my case). This would also imply that the actual discharge is extremely fast.
In that case, the performance and ability of the top terminal to discharge
in a very brief (nano if not pico second) time would still have great
importance.  Also, the over voltage fields I see would be somewhat
explainable by such phenomena.  Perhaps it is time to set up the old wave
table from physics 101.....

>The harmonic frequencies as noted by Terry in his coil at 7, 17, and 33 MHZ
>can be surpressed by space winding the secondary inductor, or, as Rich Hull
>has done --- going to extremely large capacitance top loads to force the
>resonator to operate at a single fundamental frequency without a lot of HF
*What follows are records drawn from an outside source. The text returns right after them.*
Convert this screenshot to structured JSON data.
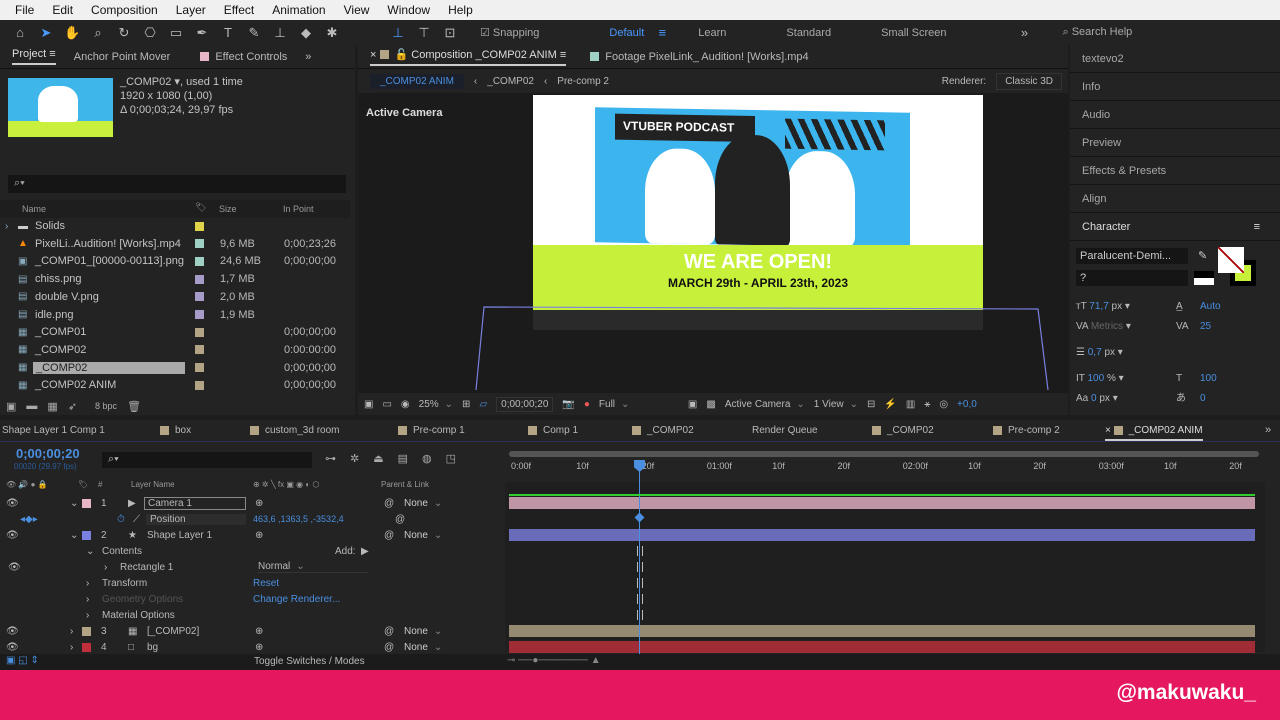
{
  "menu": [
    "File",
    "Edit",
    "Composition",
    "Layer",
    "Effect",
    "Animation",
    "View",
    "Window",
    "Help"
  ],
  "toolbar": {
    "snapping": "Snapping",
    "workspaces": [
      "Default",
      "Learn",
      "Standard",
      "Small Screen"
    ],
    "search": "Search Help"
  },
  "project": {
    "tabs": [
      "Project",
      "Anchor Point Mover",
      "Effect Controls"
    ],
    "selected_name": "_COMP02",
    "used": ", used 1 time",
    "resolution": "1920 x 1080 (1,00)",
    "duration": "Δ 0;00;03;24, 29,97 fps",
    "columns": {
      "name": "Name",
      "size": "Size",
      "in_point": "In Point"
    },
    "items": [
      {
        "name": "Solids",
        "size": "",
        "in": "",
        "color": "#e0d44a",
        "icon": "folder-icon"
      },
      {
        "name": "PixelLi..Audition! [Works].mp4",
        "size": "9,6 MB",
        "in": "0;00;23;26",
        "color": "#9fd0c4",
        "icon": "vlc-icon"
      },
      {
        "name": "_COMP01_[00000-00113].png",
        "size": "24,6 MB",
        "in": "0;00;00;00",
        "color": "#9fd0c4",
        "icon": "image-sequence-icon"
      },
      {
        "name": "chiss.png",
        "size": "1,7 MB",
        "in": "",
        "color": "#a79bc8",
        "icon": "image-icon"
      },
      {
        "name": "double V.png",
        "size": "2,0 MB",
        "in": "",
        "color": "#a79bc8",
        "icon": "image-icon"
      },
      {
        "name": "idle.png",
        "size": "1,9 MB",
        "in": "",
        "color": "#a79bc8",
        "icon": "image-icon"
      },
      {
        "name": "_COMP01",
        "size": "",
        "in": "0;00;00;00",
        "color": "#b3a486",
        "icon": "comp-icon"
      },
      {
        "name": "_COMP02",
        "size": "",
        "in": "0:00:00:00",
        "color": "#b3a486",
        "icon": "comp-icon"
      },
      {
        "name": "_COMP02",
        "size": "",
        "in": "0;00;00;00",
        "color": "#b3a486",
        "icon": "comp-icon",
        "selected": true
      },
      {
        "name": "_COMP02 ANIM",
        "size": "",
        "in": "0;00;00;00",
        "color": "#b3a486",
        "icon": "comp-icon"
      }
    ],
    "bpc": "8 bpc"
  },
  "viewer": {
    "tabs": [
      "Composition _COMP02 ANIM",
      "Footage PixelLink_ Audition! [Works].mp4"
    ],
    "breadcrumbs": [
      "_COMP02 ANIM",
      "_COMP02",
      "Pre-comp 2"
    ],
    "renderer_label": "Renderer:",
    "renderer": "Classic 3D",
    "camera_label": "Active Camera",
    "art": {
      "podcast": "VTUBER PODCAST",
      "headline": "WE ARE OPEN!",
      "dates": "MARCH 29th - APRIL 23th, 2023"
    },
    "zoom": "25%",
    "time": "0;00;00;20",
    "resolution": "Full",
    "camera": "Active Camera",
    "views": "1 View",
    "exposure": "+0,0"
  },
  "right": {
    "panels": [
      "textevo2",
      "Info",
      "Audio",
      "Preview",
      "Effects & Presets",
      "Align"
    ],
    "character": {
      "title": "Character",
      "font": "Paralucent-Demi...",
      "style": "?",
      "size": "71,7",
      "size_unit": "px",
      "leading": "Auto",
      "kerning": "Metrics",
      "tracking": "25",
      "stroke": "0,7",
      "stroke_unit": "px",
      "vscale": "100",
      "hscale": "100",
      "baseline": "0",
      "baseline_unit": "px",
      "tsume": "0",
      "pct": "%"
    }
  },
  "timeline": {
    "tabs": [
      "Shape Layer 1 Comp 1",
      "box",
      "custom_3d room",
      "Pre-comp 1",
      "Comp 1",
      "_COMP02",
      "Render Queue",
      "_COMP02",
      "Pre-comp 2",
      "_COMP02 ANIM"
    ],
    "timecode": "0;00;00;20",
    "frames": "00020 (29.97 fps)",
    "headers": {
      "layer_name": "Layer Name",
      "parent": "Parent & Link",
      "num": "#"
    },
    "ruler": [
      "0:00f",
      "10f",
      "20f",
      "01:00f",
      "10f",
      "20f",
      "02:00f",
      "10f",
      "20f",
      "03:00f",
      "10f",
      "20f"
    ],
    "layers": [
      {
        "num": "1",
        "name": "Camera 1",
        "parent": "None",
        "color": "#e8b4c8"
      },
      {
        "num": "2",
        "name": "Shape Layer 1",
        "parent": "None",
        "color": "#7a80e0"
      },
      {
        "num": "3",
        "name": "[_COMP02]",
        "parent": "None",
        "color": "#b3a486"
      },
      {
        "num": "4",
        "name": "bg",
        "parent": "None",
        "color": "#c0303c"
      }
    ],
    "position": {
      "label": "Position",
      "value": "463,6 ,1363,5 ,-3532,4"
    },
    "contents": "Contents",
    "add": "Add:",
    "rectangle": "Rectangle 1",
    "blend": "Normal",
    "transform": "Transform",
    "reset": "Reset",
    "geometry": "Geometry Options",
    "change_renderer": "Change Renderer...",
    "material": "Material Options",
    "toggle": "Toggle Switches / Modes"
  },
  "watermark": "@makuwaku_"
}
        The secondary is somewhat space wound at 0.030 inches per turn with
0.020 wire.  I do not believe the secondary inductor is a factor but I do
believe the secondary terminal characteristics are.

>One final note -- the potential distribution along a sec coil operating
>with a large cap top load is nearly linear in nature and does not simulate
>a sine wave.  We have measured this effect with some experiments in early
>1970 when we also started using large capacitance top loads to reduce these
>undesireable harmonics and boost potential output on our larger systems.
>I trust this information is of assistance to this thread.
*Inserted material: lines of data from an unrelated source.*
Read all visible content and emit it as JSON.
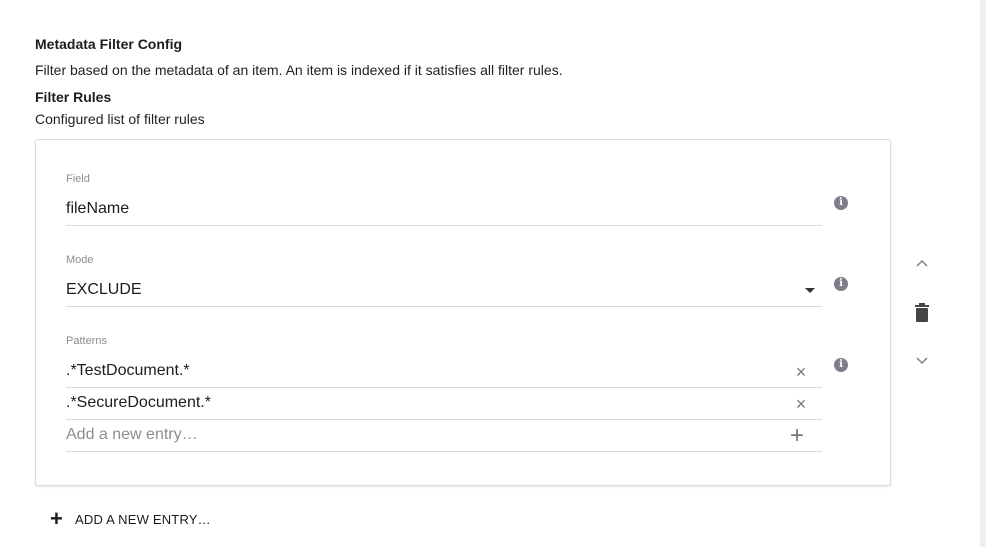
{
  "section": {
    "title": "Metadata Filter Config",
    "description": "Filter based on the metadata of an item. An item is indexed if it satisfies all filter rules."
  },
  "filter_rules": {
    "title": "Filter Rules",
    "description": "Configured list of filter rules"
  },
  "rule": {
    "field": {
      "label": "Field",
      "value": "fileName",
      "info_icon": "info-icon"
    },
    "mode": {
      "label": "Mode",
      "value": "EXCLUDE",
      "dropdown_icon": "caret-down-icon",
      "info_icon": "info-icon"
    },
    "patterns": {
      "label": "Patterns",
      "entries": [
        ".*TestDocument.*",
        ".*SecureDocument.*"
      ],
      "placeholder": "Add a new entry…",
      "clear_icon": "close-icon",
      "add_icon": "plus-icon",
      "info_icon": "info-icon"
    }
  },
  "controls": {
    "move_up_icon": "chevron-up-icon",
    "delete_icon": "trash-icon",
    "move_down_icon": "chevron-down-icon"
  },
  "add_new": {
    "label": "ADD A NEW ENTRY…",
    "icon": "plus-icon"
  },
  "colors": {
    "icon_gray": "#7e7e8a",
    "border": "#dcdcdc",
    "label_gray": "#8d8d8d"
  }
}
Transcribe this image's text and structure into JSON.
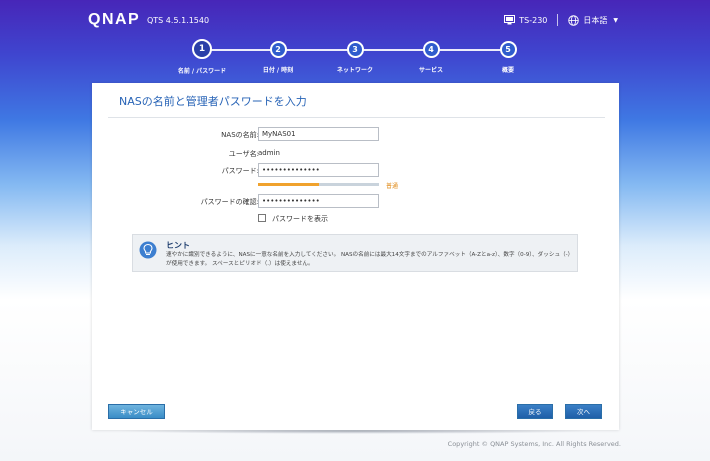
{
  "header": {
    "logo": "QNAP",
    "version": "QTS 4.5.1.1540",
    "device_name": "TS-230",
    "language": "日本語"
  },
  "steps": [
    {
      "number": "1",
      "label": "名前 / パスワード",
      "active": true
    },
    {
      "number": "2",
      "label": "日付 / 時刻",
      "active": false
    },
    {
      "number": "3",
      "label": "ネットワーク",
      "active": false
    },
    {
      "number": "4",
      "label": "サービス",
      "active": false
    },
    {
      "number": "5",
      "label": "概要",
      "active": false
    }
  ],
  "panel": {
    "title": "NASの名前と管理者パスワードを入力",
    "nas_name_label": "NASの名前:",
    "nas_name_value": "MyNAS01",
    "username_label": "ユーザ名:",
    "username_value": "admin",
    "password_label": "パスワード:",
    "password_value": "••••••••••••••",
    "strength_label": "普通",
    "strength_level": 0.5,
    "confirm_label": "パスワードの確認:",
    "confirm_value": "••••••••••••••",
    "show_password_label": "パスワードを表示",
    "show_password_checked": false
  },
  "hint": {
    "title": "ヒント",
    "text": "速やかに識別できるように、NASに一意な名前を入力してください。 NASの名前には最大14文字までのアルファベット（A-Zとa-z）、数字（0-9）、ダッシュ（-）が使用できます。 スペースとピリオド（.）は使えません。"
  },
  "buttons": {
    "cancel": "キャンセル",
    "back": "戻る",
    "next": "次へ"
  },
  "footer": {
    "copyright": "Copyright © QNAP Systems, Inc. All Rights Reserved."
  },
  "colors": {
    "accent": "#2763b6",
    "strength": "#f0a22d"
  }
}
        There is also a chance that the 1200 to 2000 ohm (it varies somewhat
over the discharge) impedance is due to the inductance of the ground loop.
Assuming a 1200 ohm impedance (inductive) at the above frequencies we would get:
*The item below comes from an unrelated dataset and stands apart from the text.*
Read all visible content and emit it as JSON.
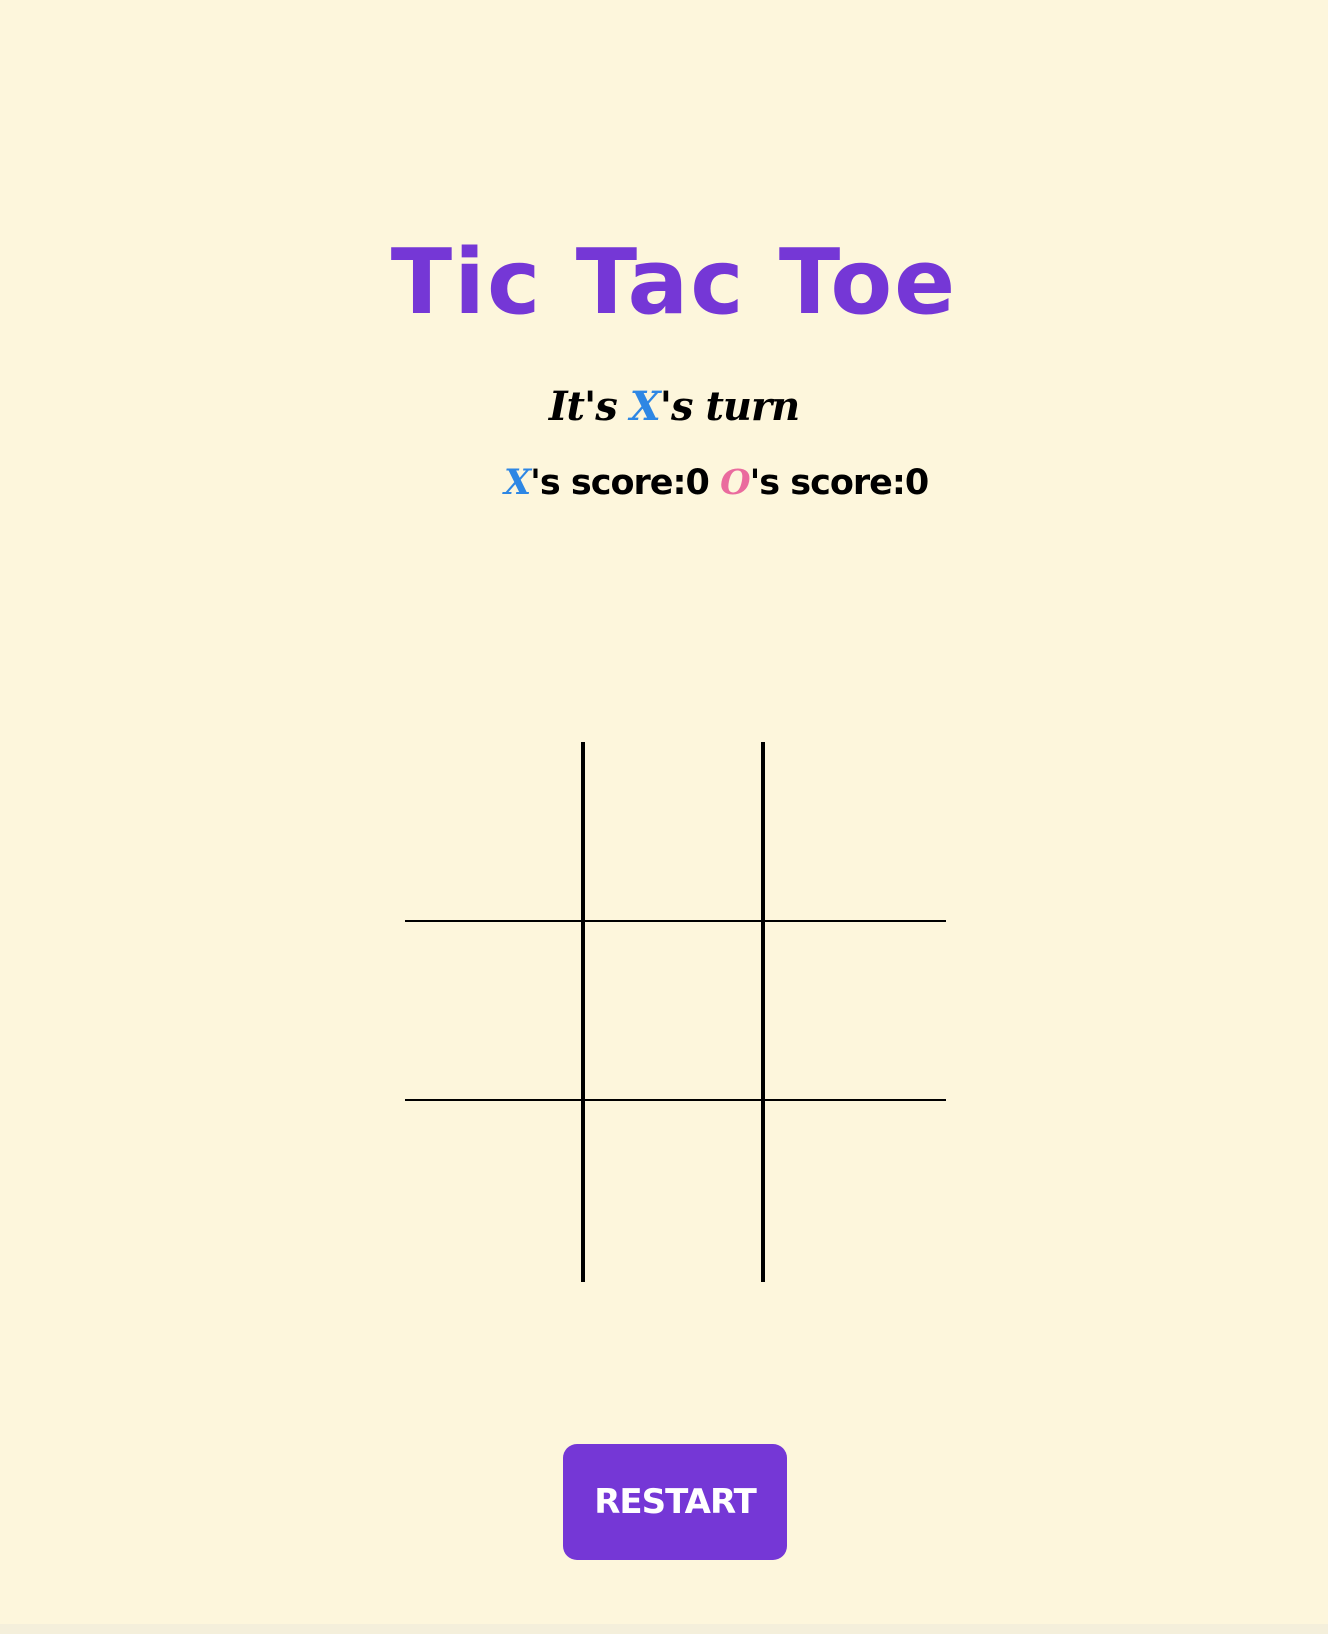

Xl= 2 * pi * Frequency * Inductance

At 1200 ohms L=:

7 MHz     27.3 uH
17 MHz    11.2uH
33MHz     5.8 uH

Not unreasonable ground loop values.  However is much more likely that the
loop inductance is a single value and the capacitances are what have three
different values.  If the top capacitance is 26.78 pF the discharge terminal
is 4.7pF and something else is 1.2 pF all acting into a single inductance
and ringing then the following may be true.  Perhaps the above three
capacitances acting into a 19uH inductance is the key?

If the inductance is 19 uH and the capacitances are 26.78, 4.7, and 1.2 pF
we get:

1 / ( 2 * pi * SQRT ( L * C )) = F

1.2 pF gives  33MHz  unknown capacitance????
4.7 pF gives 16.8 MHz  Ground Ball
26.78 pF gives 7MHz    Top terminal

        I would think this is the mechanism at work.  Of course, this is all
on the very bleeding edge of knowledge so there may be many iterations of
theory before the real mechanism is found.  But that is why we are all

        I don't know if the transistion times of the ions from the ground
state to higher energy states could have anything to do will all this....
Not my area....  Perhaps someone out there would know??

Thanks for the info on standing waves and such.  It is definitly time to put
the calculators and paper down and take some readings of reality.  

Are we going nuts yet?  I may be starting to feel something!! :-))))